Buffalo Comptroller audit outlines gaps in city finances

Nov 14, 2018

The City of Buffalo's finances are not looking good after last year - and this fiscal year is not starting well.

City Comptroller Mark Schroeder has just delivered the official audit from last year to Mayor Byron Brown. It showed:

  • City reserves dropped nearly $23 million, from $115 million last year to $92 million this year, to balance the budget
  • Overtime problems in the Fire Department, which the city says a new class of firefighters will ease
  • Traffic violation fines running $3 million below budgetno sales of city-owned real estate, which was budgeted to bring in $8 million
  • No $2 million from the Entertainment Ticket Surcharge
  • No $17 million that was supposed to come from the Seneca Buffalo Creek Casino

As far as casino money, Schroeder said something could be in the works.

"Once the mayor of Niagara Falls received money from the governor, because this is still in arbitration between the state and the Seneca Nation, and so you would think that the City of Buffalo and Salamanca would be hopeful that the governor would give the same consideration to Buffalo."

Schroeder said bond ratings agencies are not going to like the city's reserves dropping below $100 million. If the city has to borrow money this fiscal year, those reserves might be questioned by the ratings agencies that essentially decide how much the city pays to borrow money.

"It's most important to have over $100 million in the general fund," said Schroeder. "Over the last several years, the general fund has dwindled. This will be the first time since I have been the comptroller in seven years that it will go under $100 million."

Schroeder said one highlight is a balanced city school budget, which wound up pumping up the city.

"That is where we are getting relief," he said. "That is where I do not have to plan, right at the moment, to go for a RAN, a Revenue Anticipation Note, because the cash flow from the school district and the city in a blended way is keeping us afloat."

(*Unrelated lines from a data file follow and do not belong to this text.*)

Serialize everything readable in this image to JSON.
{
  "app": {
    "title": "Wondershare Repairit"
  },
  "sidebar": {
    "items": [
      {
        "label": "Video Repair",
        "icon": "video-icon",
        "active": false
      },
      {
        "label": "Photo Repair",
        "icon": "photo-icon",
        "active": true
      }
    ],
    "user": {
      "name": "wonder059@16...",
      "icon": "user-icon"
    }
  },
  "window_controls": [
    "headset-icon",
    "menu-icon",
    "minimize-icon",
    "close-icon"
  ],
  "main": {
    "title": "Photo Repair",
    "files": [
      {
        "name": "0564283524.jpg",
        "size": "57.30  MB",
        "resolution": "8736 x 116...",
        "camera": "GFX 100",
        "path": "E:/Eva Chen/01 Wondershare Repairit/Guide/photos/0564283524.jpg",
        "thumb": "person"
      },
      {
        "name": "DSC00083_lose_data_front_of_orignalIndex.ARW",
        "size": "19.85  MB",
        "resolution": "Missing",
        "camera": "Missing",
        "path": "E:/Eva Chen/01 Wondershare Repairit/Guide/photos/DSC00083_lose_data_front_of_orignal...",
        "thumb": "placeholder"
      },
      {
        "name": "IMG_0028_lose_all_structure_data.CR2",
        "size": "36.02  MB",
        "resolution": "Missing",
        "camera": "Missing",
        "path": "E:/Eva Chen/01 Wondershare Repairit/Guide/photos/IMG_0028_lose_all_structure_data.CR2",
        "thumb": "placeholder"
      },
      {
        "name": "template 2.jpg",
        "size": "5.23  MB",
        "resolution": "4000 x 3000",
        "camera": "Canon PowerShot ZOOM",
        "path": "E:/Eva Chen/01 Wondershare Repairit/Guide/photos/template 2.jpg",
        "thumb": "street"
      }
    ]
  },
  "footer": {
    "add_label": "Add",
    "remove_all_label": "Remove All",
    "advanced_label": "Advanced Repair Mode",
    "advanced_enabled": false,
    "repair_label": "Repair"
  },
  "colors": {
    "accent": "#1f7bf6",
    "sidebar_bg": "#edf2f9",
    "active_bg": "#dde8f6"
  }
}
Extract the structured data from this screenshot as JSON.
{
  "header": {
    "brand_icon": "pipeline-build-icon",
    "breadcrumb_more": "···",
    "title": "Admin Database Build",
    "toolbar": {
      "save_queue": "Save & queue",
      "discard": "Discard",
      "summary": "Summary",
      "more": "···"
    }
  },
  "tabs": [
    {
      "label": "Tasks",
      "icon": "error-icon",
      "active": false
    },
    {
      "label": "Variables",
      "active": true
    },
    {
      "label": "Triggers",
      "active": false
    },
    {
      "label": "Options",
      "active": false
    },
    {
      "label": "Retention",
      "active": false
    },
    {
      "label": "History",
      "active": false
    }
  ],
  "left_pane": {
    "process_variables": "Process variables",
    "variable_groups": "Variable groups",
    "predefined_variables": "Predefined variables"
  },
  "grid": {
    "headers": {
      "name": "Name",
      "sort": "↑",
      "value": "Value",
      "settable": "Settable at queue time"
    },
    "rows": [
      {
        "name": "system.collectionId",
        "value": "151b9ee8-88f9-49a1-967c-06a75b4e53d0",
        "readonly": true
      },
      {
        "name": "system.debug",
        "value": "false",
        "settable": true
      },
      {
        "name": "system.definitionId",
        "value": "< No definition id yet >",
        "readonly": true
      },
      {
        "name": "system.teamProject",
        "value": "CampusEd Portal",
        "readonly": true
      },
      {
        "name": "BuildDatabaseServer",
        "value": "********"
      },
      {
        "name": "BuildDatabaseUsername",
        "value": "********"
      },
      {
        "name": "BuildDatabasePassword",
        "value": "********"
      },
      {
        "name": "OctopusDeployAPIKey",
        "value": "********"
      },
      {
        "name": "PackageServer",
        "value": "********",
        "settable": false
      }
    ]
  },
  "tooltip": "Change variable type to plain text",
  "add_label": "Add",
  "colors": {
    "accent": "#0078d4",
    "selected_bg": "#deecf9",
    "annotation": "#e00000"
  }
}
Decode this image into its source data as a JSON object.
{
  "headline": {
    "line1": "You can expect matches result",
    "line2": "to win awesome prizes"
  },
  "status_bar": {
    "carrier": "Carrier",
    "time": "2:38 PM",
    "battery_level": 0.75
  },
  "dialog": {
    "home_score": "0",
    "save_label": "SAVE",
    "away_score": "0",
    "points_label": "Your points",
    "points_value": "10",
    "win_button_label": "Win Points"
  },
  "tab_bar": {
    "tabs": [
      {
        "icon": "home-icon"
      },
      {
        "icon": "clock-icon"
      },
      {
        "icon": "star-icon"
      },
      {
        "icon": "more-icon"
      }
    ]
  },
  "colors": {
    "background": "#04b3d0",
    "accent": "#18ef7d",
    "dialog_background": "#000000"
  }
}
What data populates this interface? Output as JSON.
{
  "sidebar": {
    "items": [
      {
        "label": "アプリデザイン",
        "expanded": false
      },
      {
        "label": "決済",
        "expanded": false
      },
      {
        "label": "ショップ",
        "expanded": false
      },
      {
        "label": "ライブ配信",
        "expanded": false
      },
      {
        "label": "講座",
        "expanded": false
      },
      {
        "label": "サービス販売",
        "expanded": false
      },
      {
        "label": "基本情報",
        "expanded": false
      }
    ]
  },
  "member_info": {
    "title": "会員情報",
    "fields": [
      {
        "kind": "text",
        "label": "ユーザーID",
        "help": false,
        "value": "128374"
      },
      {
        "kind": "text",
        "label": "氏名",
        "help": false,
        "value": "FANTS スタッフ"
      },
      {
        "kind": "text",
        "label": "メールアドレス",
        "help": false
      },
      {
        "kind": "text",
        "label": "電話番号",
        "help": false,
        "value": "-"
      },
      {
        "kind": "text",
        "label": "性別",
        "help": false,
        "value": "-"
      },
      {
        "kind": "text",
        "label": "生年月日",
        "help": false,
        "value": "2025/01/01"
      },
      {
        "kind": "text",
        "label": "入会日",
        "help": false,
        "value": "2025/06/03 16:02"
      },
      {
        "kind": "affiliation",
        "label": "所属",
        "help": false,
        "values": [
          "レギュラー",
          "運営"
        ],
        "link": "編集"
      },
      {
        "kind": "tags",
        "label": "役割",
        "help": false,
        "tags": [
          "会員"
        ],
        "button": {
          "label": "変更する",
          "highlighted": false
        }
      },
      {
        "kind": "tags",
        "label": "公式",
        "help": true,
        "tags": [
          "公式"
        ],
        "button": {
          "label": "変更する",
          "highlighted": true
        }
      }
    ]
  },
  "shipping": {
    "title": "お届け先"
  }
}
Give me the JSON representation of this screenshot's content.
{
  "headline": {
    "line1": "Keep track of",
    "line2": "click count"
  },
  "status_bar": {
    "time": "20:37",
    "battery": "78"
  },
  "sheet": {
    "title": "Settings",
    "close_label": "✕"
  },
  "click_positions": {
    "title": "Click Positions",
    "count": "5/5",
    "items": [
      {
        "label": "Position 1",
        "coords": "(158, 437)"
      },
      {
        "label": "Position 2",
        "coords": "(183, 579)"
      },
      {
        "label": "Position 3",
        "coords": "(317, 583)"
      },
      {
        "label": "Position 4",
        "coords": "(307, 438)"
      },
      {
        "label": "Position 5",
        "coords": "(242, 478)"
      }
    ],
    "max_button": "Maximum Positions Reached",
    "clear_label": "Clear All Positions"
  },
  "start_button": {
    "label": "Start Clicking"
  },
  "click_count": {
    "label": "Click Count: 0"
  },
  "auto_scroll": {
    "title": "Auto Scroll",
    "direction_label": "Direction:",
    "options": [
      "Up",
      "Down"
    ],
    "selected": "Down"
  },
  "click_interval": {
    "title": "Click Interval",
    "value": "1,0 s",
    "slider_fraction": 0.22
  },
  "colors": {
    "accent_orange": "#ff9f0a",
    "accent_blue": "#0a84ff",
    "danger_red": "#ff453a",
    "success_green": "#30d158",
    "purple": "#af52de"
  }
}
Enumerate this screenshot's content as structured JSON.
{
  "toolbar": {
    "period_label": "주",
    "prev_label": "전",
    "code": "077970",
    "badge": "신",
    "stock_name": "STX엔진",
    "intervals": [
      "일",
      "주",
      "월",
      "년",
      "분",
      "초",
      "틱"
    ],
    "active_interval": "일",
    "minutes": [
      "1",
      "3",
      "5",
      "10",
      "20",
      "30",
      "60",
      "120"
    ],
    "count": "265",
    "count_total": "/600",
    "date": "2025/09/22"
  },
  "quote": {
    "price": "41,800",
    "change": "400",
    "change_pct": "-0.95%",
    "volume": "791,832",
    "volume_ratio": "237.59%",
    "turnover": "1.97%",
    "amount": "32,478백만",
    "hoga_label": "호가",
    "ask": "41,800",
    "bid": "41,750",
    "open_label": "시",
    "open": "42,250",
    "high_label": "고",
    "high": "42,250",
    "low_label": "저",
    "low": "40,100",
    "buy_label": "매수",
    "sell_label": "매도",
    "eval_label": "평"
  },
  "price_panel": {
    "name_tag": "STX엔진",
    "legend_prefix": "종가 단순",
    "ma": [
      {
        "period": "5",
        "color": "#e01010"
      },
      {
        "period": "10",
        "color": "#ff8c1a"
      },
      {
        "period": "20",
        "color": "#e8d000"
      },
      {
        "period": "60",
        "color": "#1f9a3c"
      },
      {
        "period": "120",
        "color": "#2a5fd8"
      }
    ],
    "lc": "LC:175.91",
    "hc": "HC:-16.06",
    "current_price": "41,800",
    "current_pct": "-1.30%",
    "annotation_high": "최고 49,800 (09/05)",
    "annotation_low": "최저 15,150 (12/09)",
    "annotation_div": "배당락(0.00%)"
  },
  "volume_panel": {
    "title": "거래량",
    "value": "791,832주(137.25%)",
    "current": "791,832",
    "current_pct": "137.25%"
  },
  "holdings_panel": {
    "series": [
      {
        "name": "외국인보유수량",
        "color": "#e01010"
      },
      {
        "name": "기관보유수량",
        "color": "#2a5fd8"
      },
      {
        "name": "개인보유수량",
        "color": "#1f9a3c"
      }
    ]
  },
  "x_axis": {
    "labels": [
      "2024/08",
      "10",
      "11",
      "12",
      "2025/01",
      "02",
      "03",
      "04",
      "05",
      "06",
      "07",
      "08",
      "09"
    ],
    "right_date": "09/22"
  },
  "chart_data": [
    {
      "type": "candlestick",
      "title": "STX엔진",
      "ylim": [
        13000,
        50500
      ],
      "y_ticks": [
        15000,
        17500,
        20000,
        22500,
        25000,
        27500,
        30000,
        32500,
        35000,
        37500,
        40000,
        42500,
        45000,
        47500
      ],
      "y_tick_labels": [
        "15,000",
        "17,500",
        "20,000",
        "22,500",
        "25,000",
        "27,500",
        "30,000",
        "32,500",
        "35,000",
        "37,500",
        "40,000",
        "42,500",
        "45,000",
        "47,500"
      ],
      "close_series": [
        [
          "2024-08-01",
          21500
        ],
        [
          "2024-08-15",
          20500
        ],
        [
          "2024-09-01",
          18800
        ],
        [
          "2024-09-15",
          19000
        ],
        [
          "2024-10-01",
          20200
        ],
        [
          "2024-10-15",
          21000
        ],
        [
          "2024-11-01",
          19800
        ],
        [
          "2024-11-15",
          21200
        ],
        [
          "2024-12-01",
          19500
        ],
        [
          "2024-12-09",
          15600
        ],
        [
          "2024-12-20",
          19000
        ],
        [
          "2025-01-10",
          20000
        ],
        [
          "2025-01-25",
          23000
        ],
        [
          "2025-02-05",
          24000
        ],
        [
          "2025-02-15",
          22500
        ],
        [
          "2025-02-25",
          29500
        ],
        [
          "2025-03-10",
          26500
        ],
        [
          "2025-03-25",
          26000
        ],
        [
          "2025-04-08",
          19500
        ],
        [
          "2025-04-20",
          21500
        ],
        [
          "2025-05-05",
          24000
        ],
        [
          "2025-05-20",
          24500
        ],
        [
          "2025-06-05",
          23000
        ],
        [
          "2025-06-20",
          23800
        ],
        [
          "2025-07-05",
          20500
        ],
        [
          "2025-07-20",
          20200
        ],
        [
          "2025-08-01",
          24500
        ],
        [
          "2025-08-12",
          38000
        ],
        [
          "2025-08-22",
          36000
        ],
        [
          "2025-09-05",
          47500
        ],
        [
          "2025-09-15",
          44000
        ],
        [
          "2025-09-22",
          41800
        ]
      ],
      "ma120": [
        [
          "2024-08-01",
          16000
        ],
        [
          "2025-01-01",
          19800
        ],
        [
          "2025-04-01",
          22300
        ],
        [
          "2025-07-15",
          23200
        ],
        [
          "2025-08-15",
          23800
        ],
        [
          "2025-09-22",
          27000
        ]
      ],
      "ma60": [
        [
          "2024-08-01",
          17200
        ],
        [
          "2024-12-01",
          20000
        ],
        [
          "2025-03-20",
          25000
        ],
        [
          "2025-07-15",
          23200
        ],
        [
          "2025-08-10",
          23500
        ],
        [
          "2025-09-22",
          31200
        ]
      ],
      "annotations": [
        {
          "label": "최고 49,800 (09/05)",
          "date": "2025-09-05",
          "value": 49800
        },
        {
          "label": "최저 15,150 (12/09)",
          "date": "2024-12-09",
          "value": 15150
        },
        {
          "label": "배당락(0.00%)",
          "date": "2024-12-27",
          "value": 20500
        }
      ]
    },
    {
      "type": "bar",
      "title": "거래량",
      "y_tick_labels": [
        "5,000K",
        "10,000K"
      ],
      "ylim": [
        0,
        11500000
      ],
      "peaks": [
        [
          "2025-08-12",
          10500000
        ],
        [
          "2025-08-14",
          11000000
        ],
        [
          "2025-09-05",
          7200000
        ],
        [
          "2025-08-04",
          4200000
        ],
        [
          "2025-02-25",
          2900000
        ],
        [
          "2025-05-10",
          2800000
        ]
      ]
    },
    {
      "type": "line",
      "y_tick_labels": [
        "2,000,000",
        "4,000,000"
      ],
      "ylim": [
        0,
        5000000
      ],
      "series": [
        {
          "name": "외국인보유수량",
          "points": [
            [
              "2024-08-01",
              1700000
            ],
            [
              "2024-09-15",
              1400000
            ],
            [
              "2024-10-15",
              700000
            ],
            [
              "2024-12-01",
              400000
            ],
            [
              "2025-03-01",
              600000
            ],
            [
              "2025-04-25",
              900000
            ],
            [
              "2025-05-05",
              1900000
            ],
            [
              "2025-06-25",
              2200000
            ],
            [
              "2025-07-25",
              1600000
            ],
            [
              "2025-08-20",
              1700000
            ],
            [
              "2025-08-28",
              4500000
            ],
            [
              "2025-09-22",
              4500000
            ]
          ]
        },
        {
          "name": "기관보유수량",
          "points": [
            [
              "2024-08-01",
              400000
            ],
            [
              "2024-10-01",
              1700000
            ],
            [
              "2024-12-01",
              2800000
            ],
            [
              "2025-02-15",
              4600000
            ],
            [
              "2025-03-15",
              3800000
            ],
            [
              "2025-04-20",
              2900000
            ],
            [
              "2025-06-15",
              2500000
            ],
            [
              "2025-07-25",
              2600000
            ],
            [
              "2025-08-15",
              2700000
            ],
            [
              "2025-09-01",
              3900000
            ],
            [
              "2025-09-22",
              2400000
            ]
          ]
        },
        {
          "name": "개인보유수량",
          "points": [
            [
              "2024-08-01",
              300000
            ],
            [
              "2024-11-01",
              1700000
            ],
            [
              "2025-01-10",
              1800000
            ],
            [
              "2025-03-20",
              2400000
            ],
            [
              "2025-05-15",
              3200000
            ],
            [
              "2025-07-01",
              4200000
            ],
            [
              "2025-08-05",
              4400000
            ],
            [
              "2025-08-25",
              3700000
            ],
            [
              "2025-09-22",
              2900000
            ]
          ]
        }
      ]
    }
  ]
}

City officials did not return any comment to the comptroller's remarks.